So, fishing is angling to become an Olympic sport. Join the queue.
The international governing body for fishing has applied for it to be part of the Tokyo 2020 Games.
Too late of course as the program has already been decided but who knows what may happen in the future, such are the idiosyncrasies of the denizen of Lausanne.
If they can give the nod to climbing up a wall rather than a legitimate sport like squash they are more than capable of casting the net to eventually include fishing and a whole host of other more oddball pursuits.
Upon my sole. Talk about angling for a plaice in the Olympics!
The Confederation Internationale de la Peche Sportive says accepting fishing as an Olympic discipline would “enlarge the universality of the Olympic idea because angling is so popular.”
Fish caught would be returned to the water unharmed, and not end up on the plates of IOC bigwigs.
Fishing has featured at the Olympics once before – it was an unofficial sport at the 1900 Paris Games. Only six nations took part and there is no record of the eventual winner. Perhaps they did not catch anything.
Critics say fishing involves too much luck, is incomprehensible to outsiders and too boring to watch. Quite.
They reject Confederation president Ferenc Szalay’s assertion that angling’s “ancient and fair competition system” matches Olympic ideals.
Fishing is among a raft of sports aiming to secure Olympic status.
Skateboarding, surfing, climbing, karate and baseball/softball have already been confirmed for Tokyo 2020.
The IOC said it hopes the “innovative” move will draw in new audiences by focusing inclusions on youth-oriented sports.
The five extra sports, which do not replace any of the 28 already on the Tokyo schedule, will include 18 events and involve hundreds of athletes.
Baseball and softball featured separately between 1992 and 2008, but made a joint bid to be readmitted.
Dozens of other activities have been sniffing around the Olympic platform for years, among them snooker, darts, dominoes, chess, bridge, scrabble, water skiing, arm-wrestling, bog snorkelling, paragliding and ballroom dancing.
Indeed, just about every muscle or brain-flexing activity practiced by man – and woman – have jostled to climb aboard the Olympic Games bandwagon – including, would you believe, sheep-shearing.
Why, even cheerleaders have the Olympics on their agenda – and I do not mean those over-excitable jingoists in the BBC commentary boxes.
Yes, cheerleading. Pom poms, twirling batons, high kicks et al.
The argument being, that it is no more absurd a sporting concept than synchronized swimming, rhythmic gymnastics, beach volleyball and dressage.
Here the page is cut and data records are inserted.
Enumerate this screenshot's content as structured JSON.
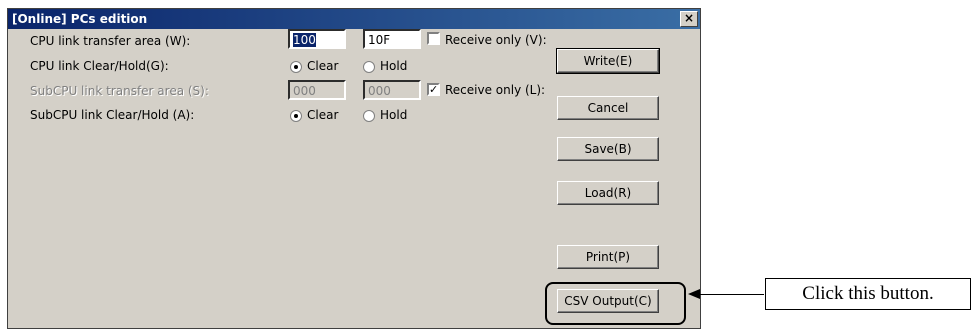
{
  "dialog": {
    "title": "[Online] PCs edition",
    "close_glyph": "×"
  },
  "form": {
    "cpu_transfer_label": "CPU link transfer area (W):",
    "cpu_transfer_start": "100",
    "cpu_transfer_end": "10F",
    "cpu_receive_only_label": "Receive only (V):",
    "cpu_receive_only_checked": false,
    "cpu_clear_hold_label": "CPU link Clear/Hold(G):",
    "cpu_clear_label": "Clear",
    "cpu_hold_label": "Hold",
    "sub_transfer_label": "SubCPU link transfer area (S):",
    "sub_transfer_start": "000",
    "sub_transfer_end": "000",
    "sub_receive_only_label": "Receive only (L):",
    "sub_receive_only_checked": true,
    "sub_clear_hold_label": "SubCPU link Clear/Hold (A):",
    "sub_clear_label": "Clear",
    "sub_hold_label": "Hold"
  },
  "buttons": {
    "write": "Write(E)",
    "cancel": "Cancel",
    "save": "Save(B)",
    "load": "Load(R)",
    "print": "Print(P)",
    "csv_output": "CSV Output(C)"
  },
  "annotation": {
    "callout_text": "Click this button."
  }
}
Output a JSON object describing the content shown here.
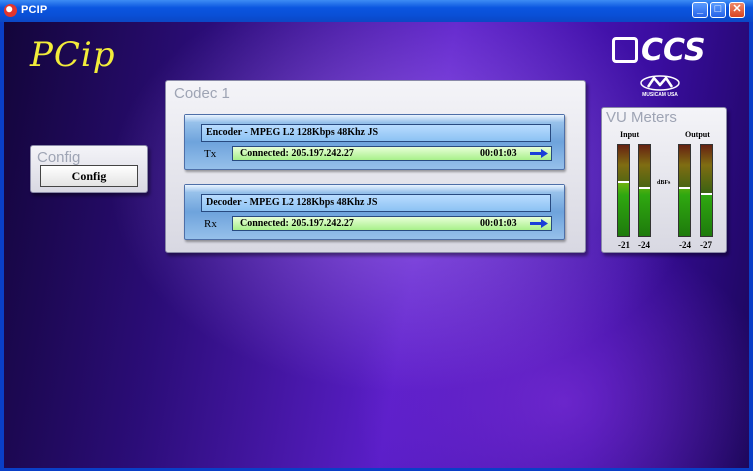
{
  "window": {
    "title": "PCIP",
    "buttons": {
      "minimize": "_",
      "maximize": "□",
      "close": "✕"
    }
  },
  "branding": {
    "app_logo": "PCip",
    "vendor_logo": "CCS",
    "vendor_sub": "MUSICAM USA"
  },
  "config_panel": {
    "title": "Config",
    "button_label": "Config"
  },
  "codec_panel": {
    "title": "Codec 1",
    "encoder": {
      "header": "Encoder -  MPEG L2 128Kbps 48Khz JS",
      "direction": "Tx",
      "status": "Connected: 205.197.242.27",
      "time": "00:01:03",
      "icon": "arrow-right-icon"
    },
    "decoder": {
      "header": "Decoder -  MPEG L2 128Kbps 48Khz JS",
      "direction": "Rx",
      "status": "Connected: 205.197.242.27",
      "time": "00:01:03",
      "icon": "arrow-right-icon"
    }
  },
  "vu_meters": {
    "title": "VU Meters",
    "input_label": "Input",
    "output_label": "Output",
    "unit_label": "dBFs",
    "input_values": [
      "-21",
      "-24"
    ],
    "output_values": [
      "-24",
      "-27"
    ],
    "colors": {
      "high": "#9a1a10",
      "mid": "#d0c010",
      "low": "#2fa810"
    }
  }
}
Or, dare I say it, ice dancing?
What next? Belly dancing and pole dancing?
Seriously, I suspect that the increasingly lily-livered IOC will in years to come bow even more to commercial pressures to broaden the original concept of Games.
In fact, I predict that by the middle of this century the Olympics could even be a Games of two halves – one featuring the core traditional sports such as track and field, swimming, boxing and gymnastics, and the other an assortment of the rest and current wannabes.
And I bet you there will also be an Olympic Grand Prix for Formula One staged somewhere like Ulan Bator.
As I have opined here before, it is ridiculous that a popular sport like squash apparently is not regarded as sufficiently Olympian and has consistently been squeezed out of the Games, eliminated for Tokyo alongside wushu (no, that is not a panto character in Aladdin) and tenpin bowling (aka skittles for grown-ups).
Once more it was given the squash equivalent of tennis elbow.
Sport climbing? I have said perhaps rather unkindly that this is more usually something kids do on walls in leisure centers while their mums are having a cafe latte.
But if climbing up walls is now considered an Olympic pursuit then why not abseiling down them?
I recently watched a TV piece on the sport of paddleboarding in which participants are propelled by a swimming motion using their arms while lying, kneeling, or standing on a type of surfboard on rivers or in the ocean.
In another version the paddler stands up using an oar.
And yes, paddleboarding is now applying for Olympic status. No doubt punting will follow.
As for angling, who is to say that before long the IOC will fall hook, line and sinker?
By Alan Hubbard
Republished with permission from insidethegames.biz.